ProgrammeLe Programme de recherche et de développement énergétiques (PRDE)
Résumé(disponible en anglais seulement)

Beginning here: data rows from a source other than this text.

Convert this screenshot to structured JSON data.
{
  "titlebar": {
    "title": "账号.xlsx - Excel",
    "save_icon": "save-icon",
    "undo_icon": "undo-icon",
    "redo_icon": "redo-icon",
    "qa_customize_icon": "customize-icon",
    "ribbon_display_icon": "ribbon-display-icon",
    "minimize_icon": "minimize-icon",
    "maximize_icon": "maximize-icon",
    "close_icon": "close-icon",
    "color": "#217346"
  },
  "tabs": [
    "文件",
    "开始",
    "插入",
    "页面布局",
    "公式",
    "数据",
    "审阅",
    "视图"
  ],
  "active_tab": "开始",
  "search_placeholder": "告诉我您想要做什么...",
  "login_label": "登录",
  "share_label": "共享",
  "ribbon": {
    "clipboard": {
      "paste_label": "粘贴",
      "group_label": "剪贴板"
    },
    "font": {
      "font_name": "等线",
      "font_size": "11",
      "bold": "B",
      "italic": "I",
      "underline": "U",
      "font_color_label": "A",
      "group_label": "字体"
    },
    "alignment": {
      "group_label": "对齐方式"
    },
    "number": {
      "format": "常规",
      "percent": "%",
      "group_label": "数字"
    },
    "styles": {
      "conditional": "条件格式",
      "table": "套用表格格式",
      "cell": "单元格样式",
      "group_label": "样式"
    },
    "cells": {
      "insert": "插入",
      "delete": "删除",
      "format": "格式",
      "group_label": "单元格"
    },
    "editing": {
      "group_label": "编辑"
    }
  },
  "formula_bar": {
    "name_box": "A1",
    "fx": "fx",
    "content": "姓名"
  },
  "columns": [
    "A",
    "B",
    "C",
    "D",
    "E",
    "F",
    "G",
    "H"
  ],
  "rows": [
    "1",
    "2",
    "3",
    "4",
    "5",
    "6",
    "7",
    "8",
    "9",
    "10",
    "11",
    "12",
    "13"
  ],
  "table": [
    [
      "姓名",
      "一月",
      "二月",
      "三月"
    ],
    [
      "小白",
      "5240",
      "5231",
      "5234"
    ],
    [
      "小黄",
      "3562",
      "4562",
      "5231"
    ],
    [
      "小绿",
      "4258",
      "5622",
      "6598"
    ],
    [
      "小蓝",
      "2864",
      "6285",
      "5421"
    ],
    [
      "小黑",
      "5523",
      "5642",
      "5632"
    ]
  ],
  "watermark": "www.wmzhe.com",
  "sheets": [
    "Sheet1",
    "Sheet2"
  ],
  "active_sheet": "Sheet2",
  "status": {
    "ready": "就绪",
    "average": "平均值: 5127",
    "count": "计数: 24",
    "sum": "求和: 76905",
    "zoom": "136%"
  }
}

Icebergs drifting in ocean currents over the Labrador continental shelf may contact and move through seabed sediments to create characteristically curvilinear features, commonly referred to as scours, which average 1-2 m in depth and about 30-40 m in width. Such scours may continue for several hundreds of metres or several kilometres. The period of seabed interaction may last from a few minutes to several months and results in modification of both the seabed sediments and the iceberg keel. When observed from submersible soon after their formation, scours exhibit morphological characteristics not seen in old, degraded scours. The scour trough, between two berm ridges, is generally flat-bottomed but is characterized by the presence of ridge-and-groove microtopography, with amplitudes up to 0.3 m developed parallel to the scour axis. These features are formed at the trailing edge of the keel by clastic material embedded in the ice and by open fissures in the ice. In places along the inner berm margins, ridges and grooves may be developed at an angle to the scour axis, reflecting lateral displacement of material towards the berm as the iceberg moves forward. Voids up to 1 m deep and 2 m wide occasionally truncate the ridges and grooves. Voids are formed following the dissolution of small (a few m3) masses of debris-laden ice that are mechanically broken off from the base of the keel and pressed into the seabed by the scouring iceberg. Initially low areas within the scour trough may preserve seafloor that has not been affected by ice-seabed interaction. In these regions deposition of bulldozed sediment from the surcharge at the leading edge of the keel may partially fill the narrow spaces beneath the keel in areas of initially low seabed elevation. Scour berms consist of in situ fractured but intact blocks of material on the inner flanks, and disarticulated blocks 1-2 m high along the berm crest. The outer berm slopes generally consist of pieces of larger blocks spalled from the berm crest resting in relatively finely comminuted, reworked material. The reworked material originates in the leading edge surcharge before being displaced to either side of the keel. Scour berms have irregular topography ranging in height from a few centimetres to as much as 6 m above the seabed. Isolated irregularly-shaped mounds beyond the outer berm may represent pieces of cohesive sediment that originated at the berm crest as overhangs and which subsequently collapsed.
GEOSCAN ID205782